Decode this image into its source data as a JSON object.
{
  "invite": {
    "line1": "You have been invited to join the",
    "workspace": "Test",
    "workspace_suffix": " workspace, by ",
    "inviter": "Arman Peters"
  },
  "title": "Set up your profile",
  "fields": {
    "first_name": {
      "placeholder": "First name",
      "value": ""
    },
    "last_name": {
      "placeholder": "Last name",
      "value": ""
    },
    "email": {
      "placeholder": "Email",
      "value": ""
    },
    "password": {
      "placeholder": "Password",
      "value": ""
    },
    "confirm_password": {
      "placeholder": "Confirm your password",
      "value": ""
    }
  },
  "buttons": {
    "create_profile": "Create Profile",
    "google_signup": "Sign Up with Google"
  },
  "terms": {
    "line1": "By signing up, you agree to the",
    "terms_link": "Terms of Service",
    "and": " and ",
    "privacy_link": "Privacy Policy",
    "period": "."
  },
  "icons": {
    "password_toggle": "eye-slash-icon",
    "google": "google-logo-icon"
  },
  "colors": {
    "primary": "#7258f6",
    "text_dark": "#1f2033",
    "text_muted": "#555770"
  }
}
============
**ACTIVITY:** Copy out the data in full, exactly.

**SOLUTION FOR THIS PROBLEM:**
Decode this image into its source data as a JSON object.
{
  "invite": {
    "line1": "You have been invited to join the",
    "workspace": "Test",
    "workspace_suffix": " workspace, by ",
    "inviter": "Arman Peters"
  },
  "title": "Set up your profile",
  "fields": {
    "first_name": {
      "placeholder": "First name",
      "value": ""
    },
    "last_name": {
      "placeholder": "Last name",
      "value": ""
    },
    "email": {
      "placeholder": "Email",
      "value": ""
    },
    "password": {
      "placeholder": "Password",
      "value": ""
    },
    "confirm_password": {
      "placeholder": "Confirm your password",
      "value": ""
    }
  },
  "buttons": {
    "create_profile": "Create Profile",
    "google_signup": "Sign Up with Google"
  },
  "terms": {
    "line1": "By signing up, you agree to the",
    "terms_link": "Terms of Service",
    "and": " and ",
    "privacy_link": "Privacy Policy",
    "period": "."
  },
  "icons": {
    "password_toggle": "eye-slash-icon",
    "google": "google-logo-icon"
  },
  "colors": {
    "primary": "#7258f6",
    "text_dark": "#1f2033",
    "text_muted": "#555770"
  }
}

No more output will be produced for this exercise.